Competing against the big boys
Reader Richard Koenig of Torrance sent me a real treat this week: a promotional album from a new defunct radio station. Still sealed, including the Licorice Pizza pricing sticker on the front ($1.06, deflecting the station’s frequency, and a date of May, 1976).
“I purchased the LP at a record store back in the early 1980s and never opened it up as I just didn’t expect the music to be very good,” Koenig explained. Being that he bought it in the early 1980s means that Licorice Pizza was still around (they were bought by and became Music Land in 1986), though the radio station was long gone. Twice.
The station was K-WEST, which occupied the 105.9 FM frequency now held by Power 106. By the time Koenig bought the album, K-WEST itself had changed to top-40, later became Magic 106, and by the time he Koenig bought the record was already Power. Amazing, to me, that the album survived that long … sealed!

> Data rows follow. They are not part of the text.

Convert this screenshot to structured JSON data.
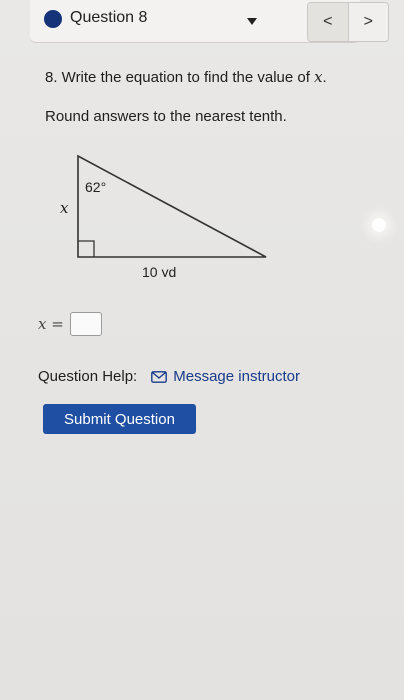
{
  "header": {
    "question_label": "Question 8",
    "prev_icon": "chevron-left-icon",
    "next_icon": "chevron-right-icon",
    "prev_glyph": "<",
    "next_glyph": ">",
    "status_dot_color": "#16337a"
  },
  "question": {
    "prompt_prefix": "8. Write the equation to find the value of ",
    "prompt_var": "x",
    "prompt_suffix": ".",
    "instruction": "Round answers to the nearest tenth.",
    "figure": {
      "angle_label": "62°",
      "side_label": "x",
      "base_label": "10 yd"
    }
  },
  "answer": {
    "var_label": "x =",
    "value": ""
  },
  "help": {
    "label": "Question Help:",
    "link_icon": "mail-icon",
    "link_text": "Message instructor"
  },
  "submit": {
    "label": "Submit Question",
    "color": "#1f4fa3"
  }
}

I haven’t decided if I want to open it either but I would sure like too hear the music.
At the time of the album’s release, K-WEST was an album rock station, trying its best to compete against KMET (now KTWV, 94.7 FM) and KLOS (95.5 FM). The station itself was a great alternative to both, and featured an impressive talent roster including the likes of JJ Jackson, Freddie Snakeskin, Dusty Rhodes, Dusty Street and China Smith and Raechel Donahue — all well-known and respected DJs — and even played more obscure artists like Be Bop Deluxe. It was, as local personality Mary Lyon once described it on Don Barrett’s LARadio.Com, “like the little outlaw engine that could, and did, lurk not far behind. At least for a while.”
K-WEST was the station that launched The Seventh Day, in which full albums were played on Sundays and was later heard on KLOS. But the K-WEST version was all Sunday long, as opposed to just a few hours on KLOS.

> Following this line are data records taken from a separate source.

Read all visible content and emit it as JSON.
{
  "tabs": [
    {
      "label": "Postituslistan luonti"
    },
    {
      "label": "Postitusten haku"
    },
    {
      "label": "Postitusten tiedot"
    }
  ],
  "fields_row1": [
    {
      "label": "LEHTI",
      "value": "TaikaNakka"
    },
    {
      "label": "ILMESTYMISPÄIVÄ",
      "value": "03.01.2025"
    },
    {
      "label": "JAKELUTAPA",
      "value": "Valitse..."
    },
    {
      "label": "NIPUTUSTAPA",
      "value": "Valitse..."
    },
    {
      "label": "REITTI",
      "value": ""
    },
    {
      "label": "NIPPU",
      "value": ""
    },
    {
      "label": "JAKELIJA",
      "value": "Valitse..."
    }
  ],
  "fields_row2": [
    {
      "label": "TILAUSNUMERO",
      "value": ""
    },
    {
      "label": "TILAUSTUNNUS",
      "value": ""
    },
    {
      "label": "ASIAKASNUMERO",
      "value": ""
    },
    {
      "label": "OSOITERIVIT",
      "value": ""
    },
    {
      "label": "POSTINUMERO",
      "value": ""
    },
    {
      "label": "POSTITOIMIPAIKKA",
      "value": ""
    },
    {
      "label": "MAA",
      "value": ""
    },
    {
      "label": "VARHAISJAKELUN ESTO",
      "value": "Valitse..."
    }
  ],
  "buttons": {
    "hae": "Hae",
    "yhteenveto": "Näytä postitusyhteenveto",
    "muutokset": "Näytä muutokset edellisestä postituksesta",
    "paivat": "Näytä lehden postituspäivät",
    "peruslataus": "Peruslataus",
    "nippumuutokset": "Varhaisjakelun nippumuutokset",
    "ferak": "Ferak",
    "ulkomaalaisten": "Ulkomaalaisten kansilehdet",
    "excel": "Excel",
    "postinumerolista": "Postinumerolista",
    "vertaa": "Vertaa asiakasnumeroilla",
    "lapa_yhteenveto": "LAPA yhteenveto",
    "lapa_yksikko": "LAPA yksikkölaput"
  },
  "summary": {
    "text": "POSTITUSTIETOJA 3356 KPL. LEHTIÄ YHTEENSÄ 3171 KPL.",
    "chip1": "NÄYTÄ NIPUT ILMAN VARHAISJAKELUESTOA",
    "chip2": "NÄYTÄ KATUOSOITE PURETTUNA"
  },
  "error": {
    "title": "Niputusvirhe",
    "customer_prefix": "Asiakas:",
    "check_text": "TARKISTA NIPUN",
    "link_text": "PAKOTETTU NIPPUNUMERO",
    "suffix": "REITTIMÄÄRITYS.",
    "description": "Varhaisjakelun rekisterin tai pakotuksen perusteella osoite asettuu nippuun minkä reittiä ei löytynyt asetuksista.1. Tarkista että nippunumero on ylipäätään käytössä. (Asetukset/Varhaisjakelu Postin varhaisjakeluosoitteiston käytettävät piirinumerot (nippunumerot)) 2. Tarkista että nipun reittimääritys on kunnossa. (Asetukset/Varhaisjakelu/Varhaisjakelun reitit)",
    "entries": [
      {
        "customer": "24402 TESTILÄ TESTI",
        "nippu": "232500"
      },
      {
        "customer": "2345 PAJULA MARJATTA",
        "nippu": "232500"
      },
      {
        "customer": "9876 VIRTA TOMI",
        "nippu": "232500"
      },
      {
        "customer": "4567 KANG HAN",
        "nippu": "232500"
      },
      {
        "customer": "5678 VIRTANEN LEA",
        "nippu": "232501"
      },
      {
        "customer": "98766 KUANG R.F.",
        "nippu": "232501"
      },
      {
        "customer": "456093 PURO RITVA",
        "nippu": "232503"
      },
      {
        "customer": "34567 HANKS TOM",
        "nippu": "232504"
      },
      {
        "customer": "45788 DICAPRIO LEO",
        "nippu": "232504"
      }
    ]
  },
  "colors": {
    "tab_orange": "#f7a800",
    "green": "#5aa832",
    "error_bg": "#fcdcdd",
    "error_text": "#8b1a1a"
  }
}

The LP sent to me by Koenig was a collection of songs about Los Angeles done by bands from around Los Angeles, rising money for Los Angeles public radio stations.

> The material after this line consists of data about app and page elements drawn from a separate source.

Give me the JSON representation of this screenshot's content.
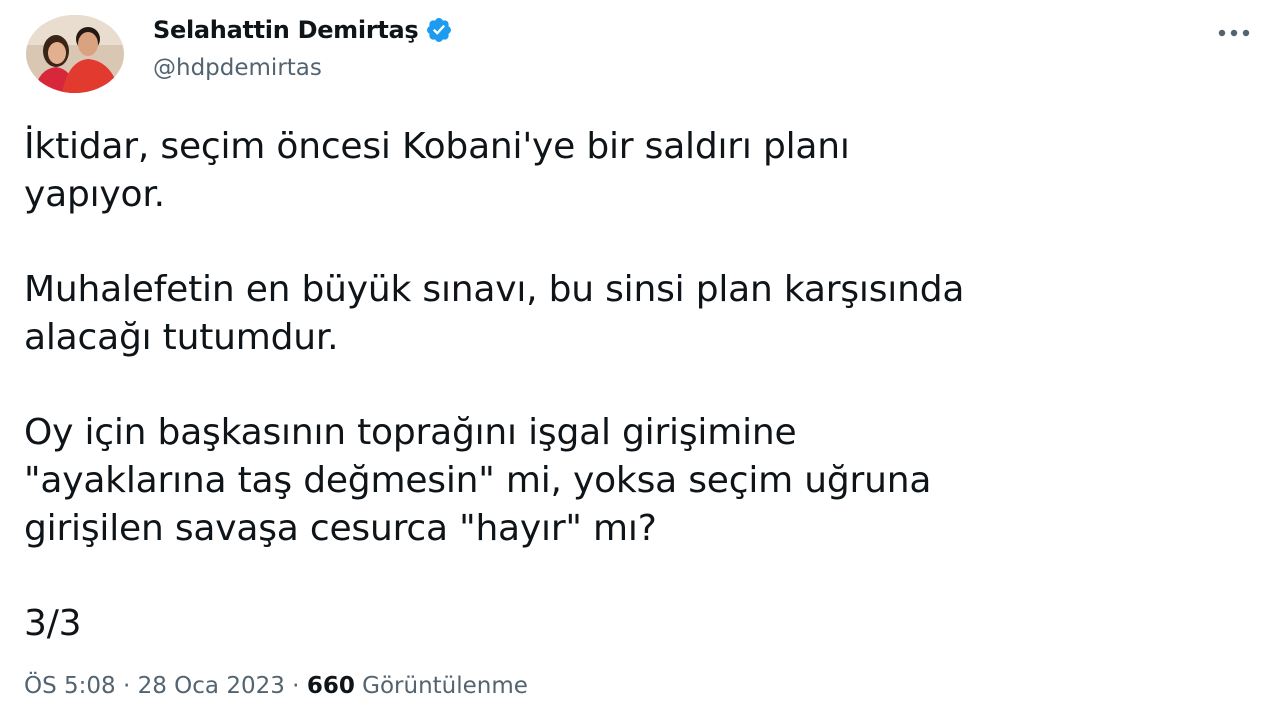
{
  "author": {
    "display_name": "Selahattin Demirtaş",
    "handle": "@hdpdemirtas",
    "verified": true,
    "avatar_icon": "user-avatar-photo"
  },
  "tweet": {
    "paragraphs": [
      "İktidar, seçim öncesi Kobani'ye bir saldırı planı\nyapıyor.",
      "Muhalefetin en büyük sınavı, bu sinsi plan karşısında\nalacağı tutumdur.",
      "Oy için başkasının toprağını işgal girişimine\n\"ayaklarına taş değmesin\" mi, yoksa seçim uğruna\ngirişilen savaşa cesurca \"hayır\" mı?",
      "3/3"
    ]
  },
  "meta": {
    "time": "ÖS 5:08",
    "separator": " · ",
    "date": "28 Oca 2023",
    "views_count": "660",
    "views_label": "Görüntülenme"
  },
  "colors": {
    "text": "#0f1419",
    "secondary": "#536471",
    "verified_badge": "#1d9bf0"
  },
  "icons": {
    "more": "more-horizontal-icon",
    "verified": "verified-badge-icon"
  }
}
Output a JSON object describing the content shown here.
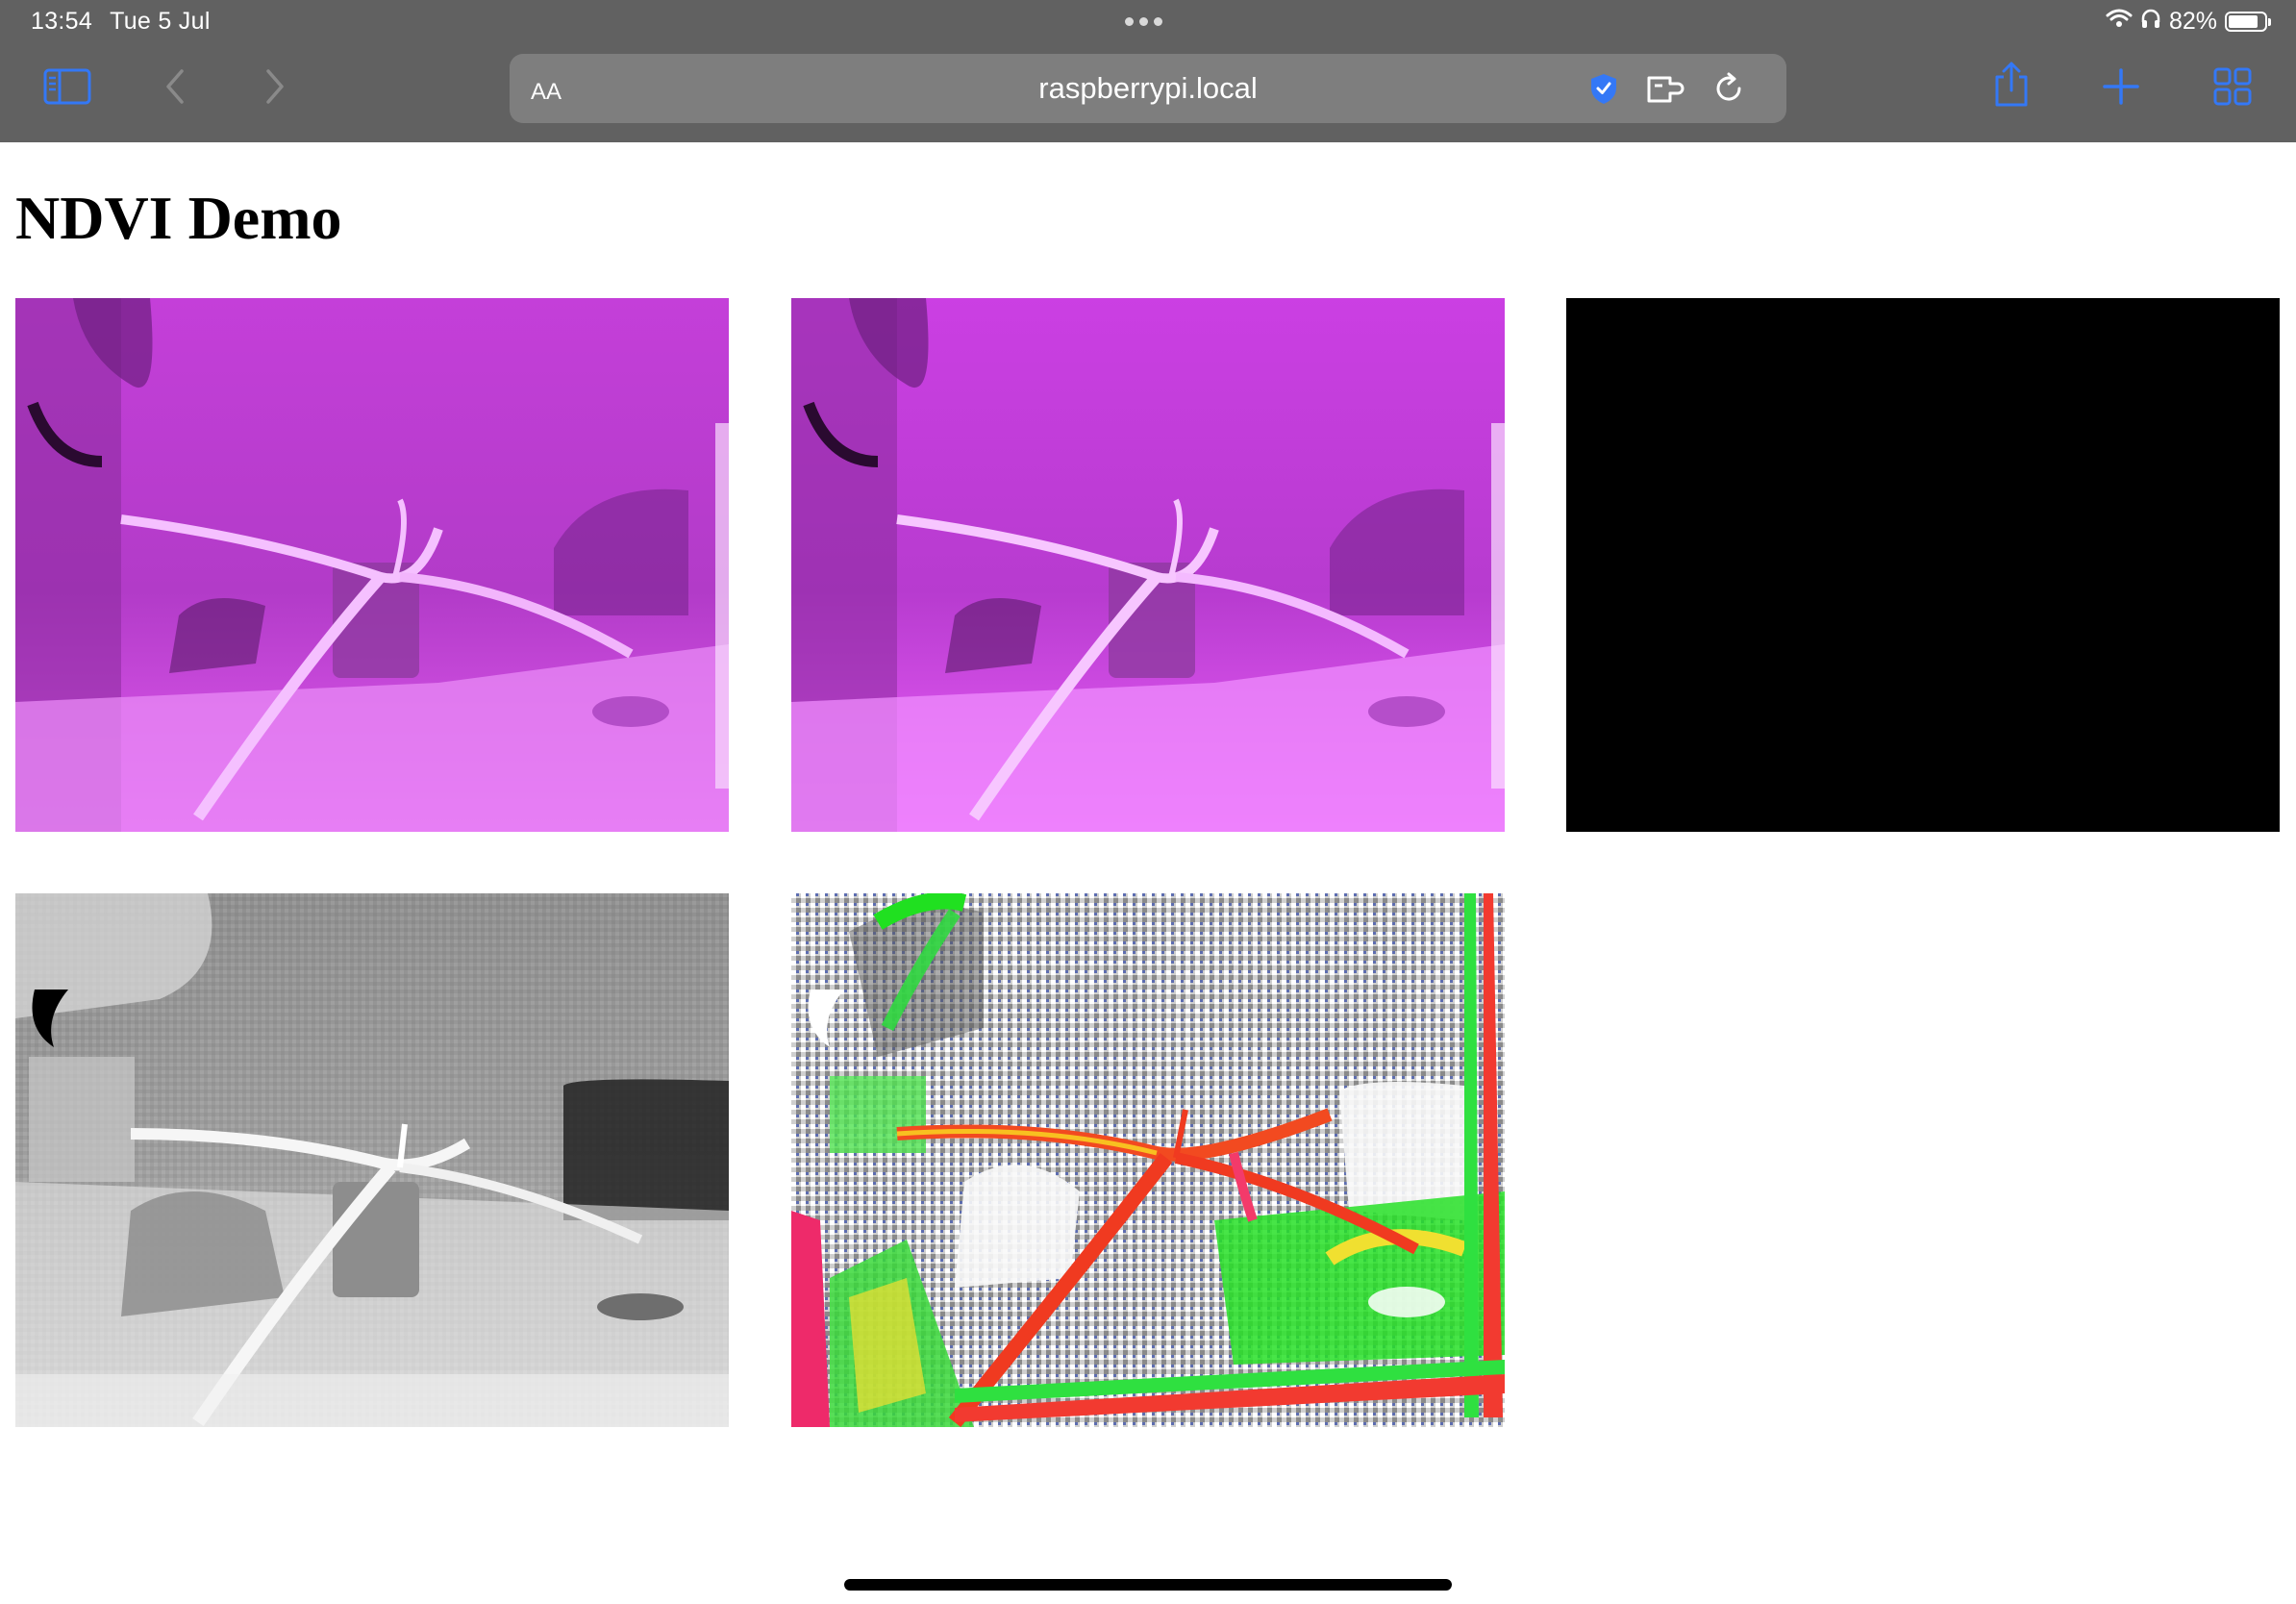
{
  "status_bar": {
    "time": "13:54",
    "date": "Tue 5 Jul",
    "battery_text": "82%",
    "battery_level": 0.82
  },
  "toolbar": {
    "text_size_label": "AA",
    "url": "raspberrypi.local",
    "icons": [
      "sidebar-icon",
      "back-icon",
      "forward-icon",
      "privacy-shield-icon",
      "extensions-icon",
      "reload-icon",
      "share-icon",
      "new-tab-icon",
      "tab-overview-icon"
    ]
  },
  "page": {
    "title": "NDVI Demo",
    "images": [
      {
        "kind": "camera-nir-purple"
      },
      {
        "kind": "camera-nir-purple-contrast"
      },
      {
        "kind": "black"
      },
      {
        "kind": "grayscale-ndvi"
      },
      {
        "kind": "colormapped-ndvi"
      }
    ]
  },
  "colors": {
    "chrome": "#616161",
    "address_bar": "#7e7e7e",
    "accent": "#3478f6"
  }
}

That’s right: a commercial radio station raising money for public radio … harkening back to a time when it Wass the commercial stations that made money. Called The LA Soundtrack, songs include California Jam by Dale Jones, Van Nuys by The Drivers, Rat Race by Legs Diamond, Skateboard Bill by Corky Carroll(!) and the Funk Dog Surf Band, and The Swapmeet Song by Gary McCord, among others. In all there are 13 songs from 13 local bands, all chosen for the album by station judges Jim McKeon, David Perry and John Detz… McKeon went into the record business, Perry went on to more radio fame at KMET, KLOS and more, and Detz went on to own some radio stations of his own.
The promotional value of LA Sound Track cannot be underestimated… you cannot get more local than this. KGB/San Diego did something similar with its Homegrown album series of the 1970s. Local bands, local artists, lots of local promotions on the station. It is this sort of promotion I want to run when I take over KABC (790 AM) and use it to play music …
Classic Country Music
Koenig had one favor to ask: mention of his new favorite show. “A friend just put me onto a great new show (well new to me anyway) on Sunday nights at 8 to 11 PM on Go Country 105.1 FM named ‘Country and Western Sunday Nights’ where the live DJ plays an amazing selection of vintage classic country songs including a lot of great obscure songs that the DJ loves.
“There is a whole lot of 60’s country, some 50’s country, and some newer stuff that fits the format. The DJ loves Elvis, the Bakersfield Sound artists, Waylon Jennings, and classic male/female duets from the 50’s through the 70’s. For classic country music fans in Los Angeles that don’t have access to Sirius/XM, and don’t care to stream, it is a godsend!”
Who else but Chris Carter — host of KLOS’ and SiriusXM’s Breakfast with the Beatles — could MC a concert paying tribute to The Beatles?
So he is … June 2, at 2:30 p.m. and again at 7 p.m. at the Grammy Museum, 800 W Olympic Blvd. in Los Angeles, Carter will host The Beatles’ Revolver “in concert.” No, the Beatles have not reunited … it’s a tribute performed by numerous musicians including Kenn Elner, lead singer of Count Five; Dennis Tufano, former lead singer of The Buckinghams; Don Baskin (lead Singer) and Bob Gonzalez (bassist) from Syndicate of Sound; John York from The Byrds; Elliot Easton of The Cars; and more to be announced as they confirm.
The primary focus will be Revolver and The White Album, but the show will also touch on other songs from the year: 1966. Tickets range from $50 to $125 through keithputneyproductions.com.